The Commonwealth is one of the world’s oldest political association of states. Its roots go back to the British Empire when some countries were ruled directly or indirectly by Britain. Some of these countries became self-governing while retaining Britain’s monarch as Head of State. They formed the British Commonwealth of Nations.
In 1949 the association we know today, the Commonwealth came into being. Since then, independent countries from Africa, the Americas, Asia, Europe and the Pacific have joined the Commonwealth.
Membership today is based on free and equal voluntary co-operation. The last two countries to join the Commonwealth - Rwanda and Mozambique - have no historical ties to the British Empire.
26 May 1966
Guyana becomes the 24th country to join the Commonwealth.
30 September 1966
Botswana becomes the 25th country to join the Commonwealth.
21 September 1981
Belize becomes the 47th country to join the Commonwealth.
In a breakthrough for gender equality in the Commonwealth, The Rt Hon Patricia Scotland QC of Dominica was selected new Secretary-General - the first woman to hold the post. On 27 November 2015, in Malta, the Commonwealth Heads of Government appointed her the sixth Commonwealth Secretary-General. She assumed office on 1 April, 2016. Read more
14 March 2016 In his Commonwelath Day message Secretary-General Kamalesh Sharma said that "taking strength from its diversity, the Commonwealth succeeds in creating common ground on which to stand together in answering the challenges of our times."
13 March 2017 "Deep-rooted and resilient, Commonwealth solidarity bears us up individually and collectively. It helps us in troubled and troubling times to make the world a safer place. That is why this year we are celebrating ‘A Peace-building Commonwealth". stated Secretary-General Patricia Scotland in her Commonwealth Day message.
29 January 1973, Lusaka, Zambia. Minister met to consider the creation of a Commonwealth Youth Programme. Commending them for their endorsement of the Programme Secretary-General Arnold Smith stated that "I believe that it will stand as a monument to the delegates' realistic appreciation that in mutual assistance and support across the frontiers of geography, race and persuasion lies the best hope for the future of mankind."
26 - 27 October 2006, Sydney, Australia. The aim of the Forum was to advance public sector development in the Commonwealth. Its focus was on modernising governance for integrated service delivery; renewing human resources for leadership development and on bridging the digital divide for networked government.
24 July 2002, Manchester, United Kingdom. Government ministers responsible for sport in the Commonwealth met on 24 July 2002 in Manchester on the eve of the XVIIth Commonwealth Games. Participants affirmed their commitment to the development of sport and sporting co-operation in three key areas: Anti-doping, social cohesion and women in sport.
14 September 2002, New York, Unites States of America.

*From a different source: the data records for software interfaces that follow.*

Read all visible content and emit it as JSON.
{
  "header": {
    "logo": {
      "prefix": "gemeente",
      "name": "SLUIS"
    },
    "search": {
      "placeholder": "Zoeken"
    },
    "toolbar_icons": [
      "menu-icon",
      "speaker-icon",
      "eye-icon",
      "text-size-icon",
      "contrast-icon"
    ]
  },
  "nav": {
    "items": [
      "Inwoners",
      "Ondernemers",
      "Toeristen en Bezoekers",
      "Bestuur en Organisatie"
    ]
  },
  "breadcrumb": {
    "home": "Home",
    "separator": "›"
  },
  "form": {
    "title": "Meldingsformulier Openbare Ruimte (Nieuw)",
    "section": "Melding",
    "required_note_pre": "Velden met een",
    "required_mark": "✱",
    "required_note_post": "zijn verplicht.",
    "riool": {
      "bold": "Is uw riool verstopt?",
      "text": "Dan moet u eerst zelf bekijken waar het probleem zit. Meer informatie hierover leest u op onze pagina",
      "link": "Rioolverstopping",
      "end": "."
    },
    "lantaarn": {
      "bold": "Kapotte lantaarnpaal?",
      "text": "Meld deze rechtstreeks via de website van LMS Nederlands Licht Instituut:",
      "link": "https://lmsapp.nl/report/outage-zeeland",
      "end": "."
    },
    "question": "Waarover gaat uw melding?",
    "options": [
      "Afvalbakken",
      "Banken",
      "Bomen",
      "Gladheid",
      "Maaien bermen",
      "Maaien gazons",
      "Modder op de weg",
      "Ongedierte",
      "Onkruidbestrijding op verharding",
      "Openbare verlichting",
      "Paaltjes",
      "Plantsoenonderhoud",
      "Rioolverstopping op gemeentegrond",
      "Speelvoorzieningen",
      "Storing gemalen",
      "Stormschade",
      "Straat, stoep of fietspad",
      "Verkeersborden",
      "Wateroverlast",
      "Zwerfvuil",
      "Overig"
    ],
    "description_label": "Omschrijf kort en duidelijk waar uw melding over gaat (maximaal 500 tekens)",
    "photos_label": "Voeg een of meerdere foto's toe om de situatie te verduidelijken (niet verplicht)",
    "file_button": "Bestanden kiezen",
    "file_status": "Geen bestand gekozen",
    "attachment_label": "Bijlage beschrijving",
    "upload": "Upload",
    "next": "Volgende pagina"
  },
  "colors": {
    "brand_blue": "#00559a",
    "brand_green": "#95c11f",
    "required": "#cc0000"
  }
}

Meeting at the United Nations Headquarters in New York, Secretary-General Don McKinnon stated that "with more than half of the Commonwealth's membership made up of small states, there was concern among foreign ministers about the increasing vulnerabilities of these countries and their ability to compete in the globalised world. The meeting provided a welcome opportunity to have these concerns heard and debated"